**WORK TO COMPLETE:** Which lines below contain "into"? Pull them out.
*** EXERCISE MATERIALS ***
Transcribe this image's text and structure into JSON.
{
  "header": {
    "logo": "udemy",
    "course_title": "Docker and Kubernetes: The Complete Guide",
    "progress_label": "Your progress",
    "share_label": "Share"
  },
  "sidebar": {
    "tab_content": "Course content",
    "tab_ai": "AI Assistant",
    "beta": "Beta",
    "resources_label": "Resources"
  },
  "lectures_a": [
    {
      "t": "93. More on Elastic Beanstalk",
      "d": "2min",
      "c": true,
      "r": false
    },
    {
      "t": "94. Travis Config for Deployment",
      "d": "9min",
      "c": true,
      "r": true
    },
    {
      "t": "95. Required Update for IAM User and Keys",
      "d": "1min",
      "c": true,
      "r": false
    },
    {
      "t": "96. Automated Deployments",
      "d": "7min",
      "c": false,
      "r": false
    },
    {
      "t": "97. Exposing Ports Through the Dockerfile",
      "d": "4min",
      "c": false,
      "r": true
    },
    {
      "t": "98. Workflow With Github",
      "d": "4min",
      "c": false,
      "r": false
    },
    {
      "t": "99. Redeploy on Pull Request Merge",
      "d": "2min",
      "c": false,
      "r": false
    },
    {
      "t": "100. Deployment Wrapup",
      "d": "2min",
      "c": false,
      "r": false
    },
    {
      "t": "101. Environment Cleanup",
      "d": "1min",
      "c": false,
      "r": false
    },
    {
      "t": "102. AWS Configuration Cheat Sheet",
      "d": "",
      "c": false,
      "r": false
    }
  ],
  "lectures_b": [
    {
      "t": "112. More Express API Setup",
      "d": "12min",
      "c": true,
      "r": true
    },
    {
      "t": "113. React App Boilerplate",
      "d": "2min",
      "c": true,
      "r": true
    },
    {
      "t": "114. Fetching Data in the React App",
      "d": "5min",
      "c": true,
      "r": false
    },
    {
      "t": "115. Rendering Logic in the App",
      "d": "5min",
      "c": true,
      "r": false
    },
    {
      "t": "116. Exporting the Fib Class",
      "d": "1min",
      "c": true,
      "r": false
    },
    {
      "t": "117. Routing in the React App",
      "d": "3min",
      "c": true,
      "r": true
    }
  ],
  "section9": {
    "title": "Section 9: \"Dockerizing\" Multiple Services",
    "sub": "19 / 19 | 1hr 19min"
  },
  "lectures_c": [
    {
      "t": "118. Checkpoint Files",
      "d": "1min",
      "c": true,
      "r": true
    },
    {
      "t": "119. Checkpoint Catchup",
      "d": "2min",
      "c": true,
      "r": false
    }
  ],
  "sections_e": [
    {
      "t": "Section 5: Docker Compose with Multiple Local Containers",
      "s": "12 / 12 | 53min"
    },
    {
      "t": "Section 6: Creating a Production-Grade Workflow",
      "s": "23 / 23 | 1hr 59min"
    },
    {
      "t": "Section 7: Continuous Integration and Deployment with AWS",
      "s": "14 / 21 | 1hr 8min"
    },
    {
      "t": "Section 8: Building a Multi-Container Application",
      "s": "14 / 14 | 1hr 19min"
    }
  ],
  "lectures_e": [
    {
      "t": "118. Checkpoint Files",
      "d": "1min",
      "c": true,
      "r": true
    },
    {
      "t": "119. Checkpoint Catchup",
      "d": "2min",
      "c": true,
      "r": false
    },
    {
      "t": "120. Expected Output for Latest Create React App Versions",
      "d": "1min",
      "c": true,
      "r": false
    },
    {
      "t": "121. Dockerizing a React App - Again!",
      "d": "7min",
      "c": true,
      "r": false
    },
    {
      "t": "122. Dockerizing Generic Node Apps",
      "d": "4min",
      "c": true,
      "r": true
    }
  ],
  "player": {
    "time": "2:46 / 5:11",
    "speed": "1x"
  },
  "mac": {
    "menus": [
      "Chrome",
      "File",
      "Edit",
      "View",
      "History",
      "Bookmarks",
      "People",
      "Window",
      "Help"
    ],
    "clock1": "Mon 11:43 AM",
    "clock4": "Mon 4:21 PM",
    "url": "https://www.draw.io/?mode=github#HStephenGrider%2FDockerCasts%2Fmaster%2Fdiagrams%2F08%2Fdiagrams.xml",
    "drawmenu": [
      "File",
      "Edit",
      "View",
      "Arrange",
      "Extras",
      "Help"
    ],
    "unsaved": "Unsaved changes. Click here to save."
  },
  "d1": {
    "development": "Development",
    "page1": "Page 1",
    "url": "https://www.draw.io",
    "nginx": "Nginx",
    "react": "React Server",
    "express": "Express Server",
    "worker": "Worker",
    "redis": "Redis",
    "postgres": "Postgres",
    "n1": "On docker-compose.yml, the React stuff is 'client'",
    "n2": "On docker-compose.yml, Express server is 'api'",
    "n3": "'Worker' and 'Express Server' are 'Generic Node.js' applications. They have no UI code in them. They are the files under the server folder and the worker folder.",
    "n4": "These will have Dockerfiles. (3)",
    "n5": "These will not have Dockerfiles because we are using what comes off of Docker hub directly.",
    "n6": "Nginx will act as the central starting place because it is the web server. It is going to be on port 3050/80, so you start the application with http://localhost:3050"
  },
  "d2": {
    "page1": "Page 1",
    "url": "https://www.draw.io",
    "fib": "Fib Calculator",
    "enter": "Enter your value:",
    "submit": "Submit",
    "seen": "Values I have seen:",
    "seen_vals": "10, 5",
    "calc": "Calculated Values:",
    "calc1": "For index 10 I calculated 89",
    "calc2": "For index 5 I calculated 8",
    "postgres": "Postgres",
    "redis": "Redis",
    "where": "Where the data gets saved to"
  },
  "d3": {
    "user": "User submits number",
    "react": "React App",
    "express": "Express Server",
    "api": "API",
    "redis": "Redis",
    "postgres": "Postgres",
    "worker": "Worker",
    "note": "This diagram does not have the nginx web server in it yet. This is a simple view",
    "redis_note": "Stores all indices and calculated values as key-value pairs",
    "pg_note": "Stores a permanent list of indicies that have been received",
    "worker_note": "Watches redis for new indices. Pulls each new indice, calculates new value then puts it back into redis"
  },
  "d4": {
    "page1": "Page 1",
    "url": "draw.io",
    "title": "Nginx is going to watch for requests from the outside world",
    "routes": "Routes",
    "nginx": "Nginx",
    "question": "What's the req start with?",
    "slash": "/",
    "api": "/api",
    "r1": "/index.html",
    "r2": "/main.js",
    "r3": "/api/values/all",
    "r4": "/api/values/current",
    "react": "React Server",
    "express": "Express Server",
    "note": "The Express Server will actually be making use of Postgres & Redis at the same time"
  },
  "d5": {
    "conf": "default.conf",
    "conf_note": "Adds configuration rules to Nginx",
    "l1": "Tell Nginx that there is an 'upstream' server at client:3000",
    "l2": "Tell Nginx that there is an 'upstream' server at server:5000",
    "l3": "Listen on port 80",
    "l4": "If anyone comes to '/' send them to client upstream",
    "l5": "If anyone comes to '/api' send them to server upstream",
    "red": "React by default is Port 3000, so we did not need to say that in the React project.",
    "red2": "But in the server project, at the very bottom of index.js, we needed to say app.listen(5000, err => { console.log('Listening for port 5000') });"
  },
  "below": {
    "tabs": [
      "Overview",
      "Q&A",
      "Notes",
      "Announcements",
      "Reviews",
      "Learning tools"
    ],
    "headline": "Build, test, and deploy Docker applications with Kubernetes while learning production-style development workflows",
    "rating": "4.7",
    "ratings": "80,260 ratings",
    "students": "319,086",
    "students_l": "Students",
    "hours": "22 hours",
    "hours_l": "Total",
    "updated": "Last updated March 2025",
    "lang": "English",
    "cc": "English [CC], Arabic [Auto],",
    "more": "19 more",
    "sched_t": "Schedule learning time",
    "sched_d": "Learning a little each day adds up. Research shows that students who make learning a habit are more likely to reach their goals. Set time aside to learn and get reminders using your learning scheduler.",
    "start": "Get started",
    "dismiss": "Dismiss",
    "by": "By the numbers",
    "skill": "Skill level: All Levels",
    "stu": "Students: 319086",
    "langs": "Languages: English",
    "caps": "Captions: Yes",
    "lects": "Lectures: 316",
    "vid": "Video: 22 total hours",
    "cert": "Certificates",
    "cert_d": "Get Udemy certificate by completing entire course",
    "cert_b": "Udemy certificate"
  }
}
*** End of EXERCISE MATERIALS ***
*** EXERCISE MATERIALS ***
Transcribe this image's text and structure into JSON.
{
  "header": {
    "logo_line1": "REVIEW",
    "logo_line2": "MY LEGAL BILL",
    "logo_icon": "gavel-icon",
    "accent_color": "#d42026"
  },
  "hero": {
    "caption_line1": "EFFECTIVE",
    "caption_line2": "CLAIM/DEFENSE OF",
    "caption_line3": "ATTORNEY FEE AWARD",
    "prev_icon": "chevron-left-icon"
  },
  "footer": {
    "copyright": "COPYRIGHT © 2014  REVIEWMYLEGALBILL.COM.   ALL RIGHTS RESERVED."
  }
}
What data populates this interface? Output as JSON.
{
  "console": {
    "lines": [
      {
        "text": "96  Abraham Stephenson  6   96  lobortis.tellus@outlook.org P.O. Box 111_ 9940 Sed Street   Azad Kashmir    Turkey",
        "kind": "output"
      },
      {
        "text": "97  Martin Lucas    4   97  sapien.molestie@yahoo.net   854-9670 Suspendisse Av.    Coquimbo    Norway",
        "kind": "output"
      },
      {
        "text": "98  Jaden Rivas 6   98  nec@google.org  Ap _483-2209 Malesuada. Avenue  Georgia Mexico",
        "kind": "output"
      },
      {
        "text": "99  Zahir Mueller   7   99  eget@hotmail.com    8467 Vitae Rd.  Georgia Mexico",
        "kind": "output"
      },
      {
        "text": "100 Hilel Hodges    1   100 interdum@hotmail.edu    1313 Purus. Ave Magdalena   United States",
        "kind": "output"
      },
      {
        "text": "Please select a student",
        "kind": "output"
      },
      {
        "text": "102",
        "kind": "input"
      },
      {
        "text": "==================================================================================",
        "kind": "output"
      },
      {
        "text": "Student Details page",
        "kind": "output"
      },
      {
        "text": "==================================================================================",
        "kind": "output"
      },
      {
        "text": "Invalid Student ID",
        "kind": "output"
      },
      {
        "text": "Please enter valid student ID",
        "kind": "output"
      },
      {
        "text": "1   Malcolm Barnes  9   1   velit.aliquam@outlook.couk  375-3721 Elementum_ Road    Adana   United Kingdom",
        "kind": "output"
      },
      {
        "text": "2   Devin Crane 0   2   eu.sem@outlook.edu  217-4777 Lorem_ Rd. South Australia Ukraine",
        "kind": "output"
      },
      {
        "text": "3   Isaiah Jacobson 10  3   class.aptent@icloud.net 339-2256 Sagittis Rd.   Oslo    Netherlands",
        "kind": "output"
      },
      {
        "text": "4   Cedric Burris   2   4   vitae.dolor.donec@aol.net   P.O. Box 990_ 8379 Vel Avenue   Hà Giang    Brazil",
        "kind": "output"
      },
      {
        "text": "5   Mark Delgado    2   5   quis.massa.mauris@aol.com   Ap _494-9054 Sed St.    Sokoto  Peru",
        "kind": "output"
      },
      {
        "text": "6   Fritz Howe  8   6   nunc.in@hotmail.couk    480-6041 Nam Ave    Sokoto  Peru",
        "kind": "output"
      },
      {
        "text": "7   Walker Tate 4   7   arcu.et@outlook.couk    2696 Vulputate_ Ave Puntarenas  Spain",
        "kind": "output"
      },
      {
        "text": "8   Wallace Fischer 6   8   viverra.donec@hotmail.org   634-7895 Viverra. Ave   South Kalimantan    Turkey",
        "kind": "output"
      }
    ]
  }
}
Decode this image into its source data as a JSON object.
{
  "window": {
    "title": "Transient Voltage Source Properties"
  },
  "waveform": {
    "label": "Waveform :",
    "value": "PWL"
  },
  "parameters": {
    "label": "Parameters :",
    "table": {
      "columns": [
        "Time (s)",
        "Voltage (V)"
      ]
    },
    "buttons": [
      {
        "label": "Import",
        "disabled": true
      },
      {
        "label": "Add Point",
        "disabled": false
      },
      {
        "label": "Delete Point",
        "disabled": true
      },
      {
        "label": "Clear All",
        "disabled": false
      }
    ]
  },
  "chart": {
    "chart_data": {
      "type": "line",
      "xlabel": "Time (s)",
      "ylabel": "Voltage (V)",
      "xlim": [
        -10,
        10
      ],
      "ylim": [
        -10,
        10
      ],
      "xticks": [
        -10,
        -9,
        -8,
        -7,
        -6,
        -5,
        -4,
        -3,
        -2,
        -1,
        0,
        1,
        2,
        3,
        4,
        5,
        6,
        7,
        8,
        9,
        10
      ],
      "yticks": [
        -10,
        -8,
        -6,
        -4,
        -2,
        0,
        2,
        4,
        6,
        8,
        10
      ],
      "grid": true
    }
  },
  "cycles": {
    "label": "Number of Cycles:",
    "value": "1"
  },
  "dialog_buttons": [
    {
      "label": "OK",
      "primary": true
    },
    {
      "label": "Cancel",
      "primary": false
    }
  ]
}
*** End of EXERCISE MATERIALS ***
**RESPONSE TO THE TASK:**
Transcribe this image's text and structure into JSON.
    "worker_note": "Watches redis for new indices. Pulls each new indice, calculates new value then puts it back into redis"
Transcribe this image's text and structure into JSON.
Decode this image into its source data as a JSON object.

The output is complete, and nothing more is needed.